After eight years of a stumbling economy, a lot of Americans have found themselves out of work with no prospects of finding another way to earn a living. Some have even become so desperate they have turned to crime in an effort to provide for themselves. But some of those are not interested in stealing or robbing, they have become “Bounty Hunters.”
Bounty hunters have always been interesting figures in the American culture, especially in stories about the old west. Usually they are portrayed by stars like Jimmy Stewart, John Wayne, Steve McQueen and Clint Eastwood. Most often they are a sort of quasi-good guy with an attitude.
But sometimes, reality can catch up and pass fiction. Recently, in Greenville, Texas two bounty hunters found themselves trying to take down a fugitive that was a little more than what they had figured on. When the smoke cleared, both bounty hunters and their target fugitive were dead, proving once again that on-screen life is just not reality.
It used to be that bounty hunters made their own rules and most of their prey were wanted “Dead or Alive”, but today much of that has changed. In fact, bounty hunters now face a lot of regulations designed for the safety of not only their targets but themselves as well. Bounty hunting is not specific to the early west, in fact its roots go back to old English law, but the United States set up a bail system under which the accused could be released pending trial if they put up a judicially determined sum to be returned after the proceedings.
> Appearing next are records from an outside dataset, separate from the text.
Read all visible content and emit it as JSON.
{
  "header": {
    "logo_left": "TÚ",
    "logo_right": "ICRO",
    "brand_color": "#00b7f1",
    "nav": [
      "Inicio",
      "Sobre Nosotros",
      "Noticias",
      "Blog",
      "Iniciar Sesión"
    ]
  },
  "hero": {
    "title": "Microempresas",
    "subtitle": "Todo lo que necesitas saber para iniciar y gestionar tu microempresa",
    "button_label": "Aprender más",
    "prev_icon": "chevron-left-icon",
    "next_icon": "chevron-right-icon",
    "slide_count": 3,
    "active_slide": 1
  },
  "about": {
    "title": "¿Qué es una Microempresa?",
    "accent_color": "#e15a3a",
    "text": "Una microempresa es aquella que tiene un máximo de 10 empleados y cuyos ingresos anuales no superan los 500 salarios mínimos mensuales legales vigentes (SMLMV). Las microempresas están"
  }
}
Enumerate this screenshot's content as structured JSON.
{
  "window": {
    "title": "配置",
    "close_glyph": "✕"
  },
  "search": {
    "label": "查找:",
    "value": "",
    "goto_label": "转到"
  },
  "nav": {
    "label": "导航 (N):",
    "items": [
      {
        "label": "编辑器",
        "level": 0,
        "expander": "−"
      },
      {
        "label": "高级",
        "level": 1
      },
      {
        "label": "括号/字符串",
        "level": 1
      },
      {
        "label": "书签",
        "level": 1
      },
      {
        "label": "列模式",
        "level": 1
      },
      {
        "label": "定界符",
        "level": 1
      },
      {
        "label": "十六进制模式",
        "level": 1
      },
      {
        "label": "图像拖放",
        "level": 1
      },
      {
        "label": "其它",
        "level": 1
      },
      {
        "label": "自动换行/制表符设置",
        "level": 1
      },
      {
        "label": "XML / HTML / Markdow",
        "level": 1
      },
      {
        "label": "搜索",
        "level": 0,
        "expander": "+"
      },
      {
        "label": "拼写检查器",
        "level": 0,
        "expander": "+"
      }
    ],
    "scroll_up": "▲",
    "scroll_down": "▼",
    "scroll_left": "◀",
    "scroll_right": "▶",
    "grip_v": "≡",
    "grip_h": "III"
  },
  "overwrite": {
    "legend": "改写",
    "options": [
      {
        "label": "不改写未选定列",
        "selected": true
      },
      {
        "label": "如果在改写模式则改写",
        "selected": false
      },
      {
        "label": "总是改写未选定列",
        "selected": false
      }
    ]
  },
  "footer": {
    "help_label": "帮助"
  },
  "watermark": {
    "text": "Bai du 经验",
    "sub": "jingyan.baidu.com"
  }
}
If one hires a bail bondsman to guarantee their bail, and then skips out, the bondsman may employ a bounty hunter to bring back the fugitive. Our Supreme Court officially recognized bounty hunters as part of the criminal justice system in the 1873 case Taylor v. Taintor.
Today, bounty hunters are properly known as Bail Enforcement Agents. Bounty hunters track and capture criminal fugitives. Requirements vary greatly from state to state. Some states are fairly unregulated, but Illinois, Kentucky, Oregon and Wisconsin completely ban bounty hunting. Currently 22 states require licensing and many like California require formal training.
At least nine state have laws about what bounty hunters wear. In Iowa, they can’t put on a uniform that gives the impression they’re a member of law enforcement. Washington says they have to wear a shirt or vest with the words “Bail Bond Recovery Agent,” “Bail Enforcement Agent” or “Bail Enforcement” while making an arrest.
They must let officials know what they’re doing, local law enforcement must be notified when they plan to arrest someone. When they leave their home state to capture fugitives they must follow local laws. If they don’t follow these rules, they can be charged with crimes such as robbery, assault, kidnapping, impersonating an officer and murder.